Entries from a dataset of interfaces
.....
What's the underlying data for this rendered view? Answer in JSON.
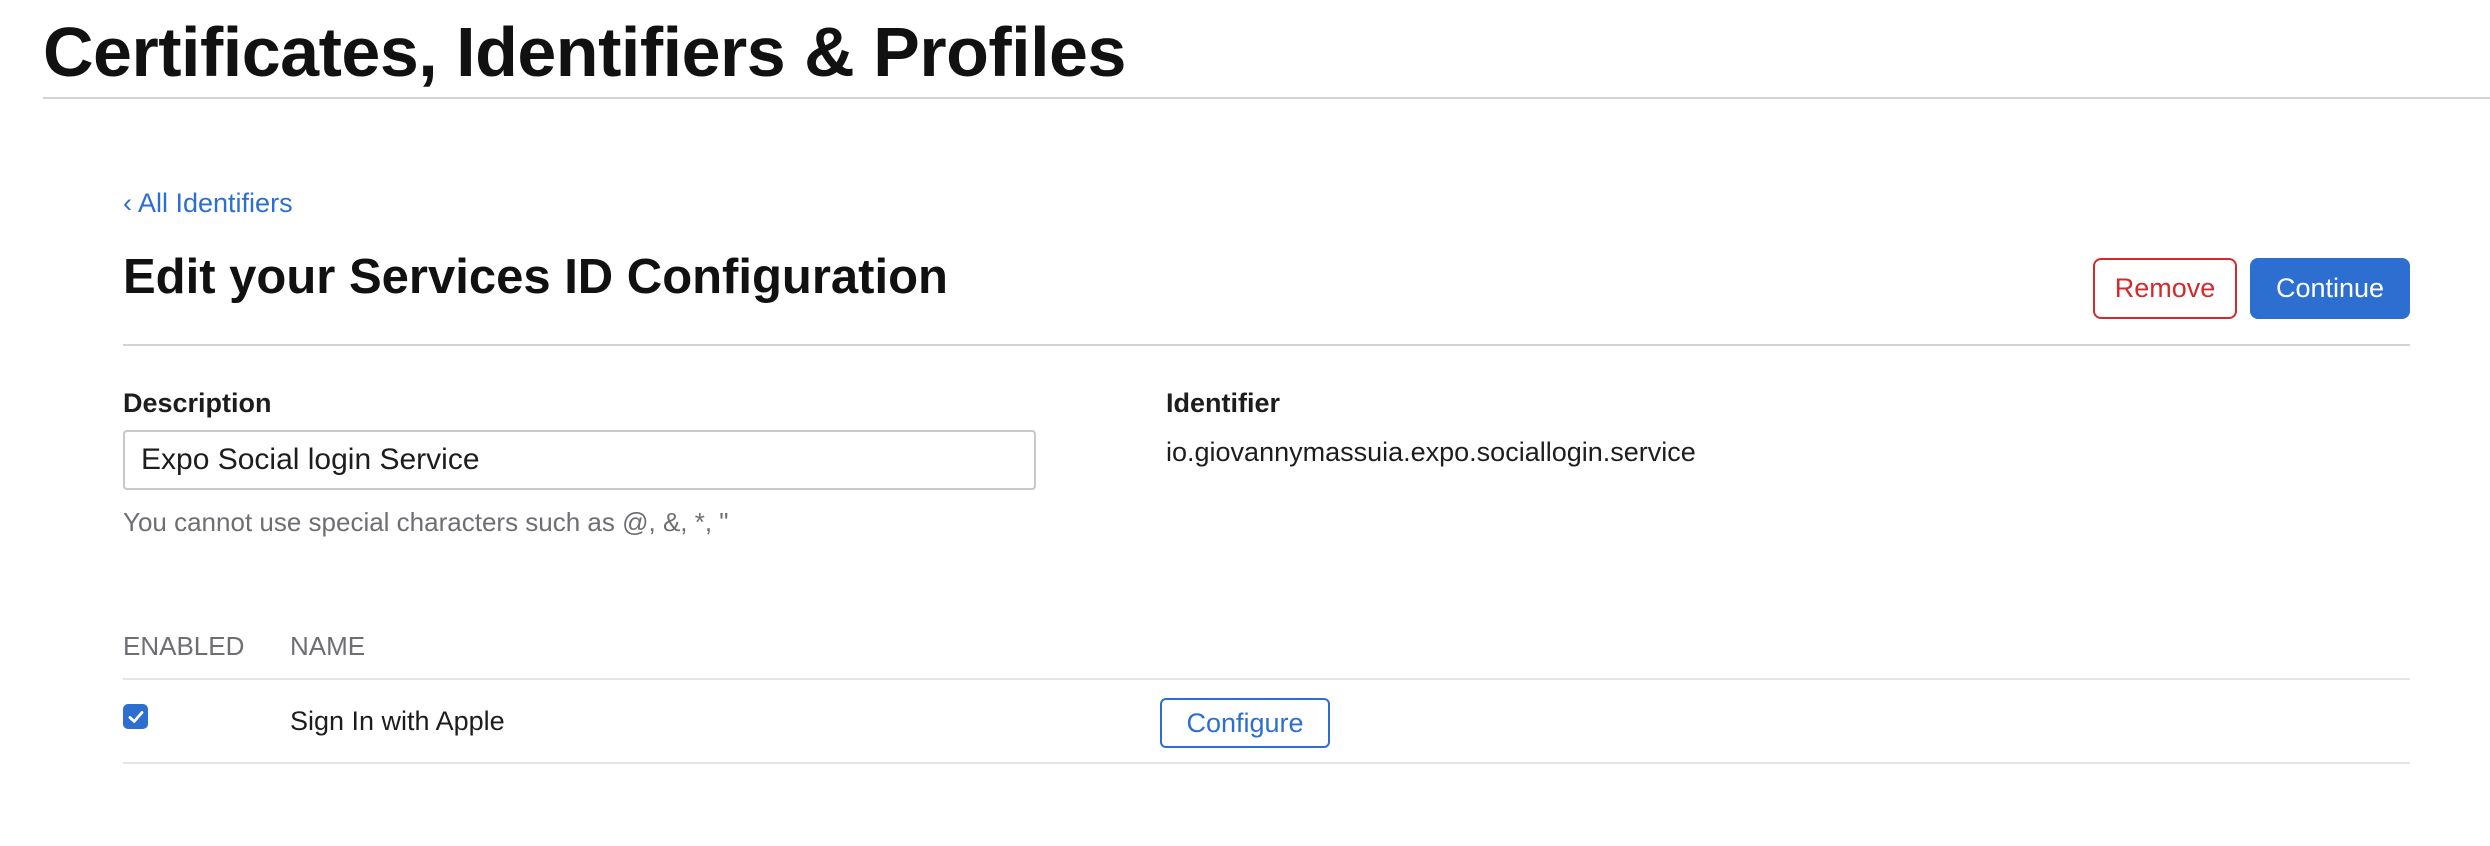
{
  "header": {
    "title": "Certificates, Identifiers & Profiles"
  },
  "nav": {
    "back_chevron": "‹",
    "back_label": "All Identifiers"
  },
  "form": {
    "title": "Edit your Services ID Configuration",
    "remove_label": "Remove",
    "continue_label": "Continue",
    "description_label": "Description",
    "description_value": "Expo Social login Service",
    "description_helper": "You cannot use special characters such as @, &, *, \"",
    "identifier_label": "Identifier",
    "identifier_value": "io.giovannymassuia.expo.sociallogin.service"
  },
  "capabilities": {
    "headers": [
      "ENABLED",
      "NAME"
    ],
    "rows": [
      {
        "enabled": true,
        "name": "Sign In with Apple",
        "action_label": "Configure"
      }
    ]
  },
  "colors": {
    "accent": "#2d6fd1",
    "danger": "#d12b2b"
  }
}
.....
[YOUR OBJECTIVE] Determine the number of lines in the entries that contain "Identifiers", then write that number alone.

[EXERCISE RESULT] 2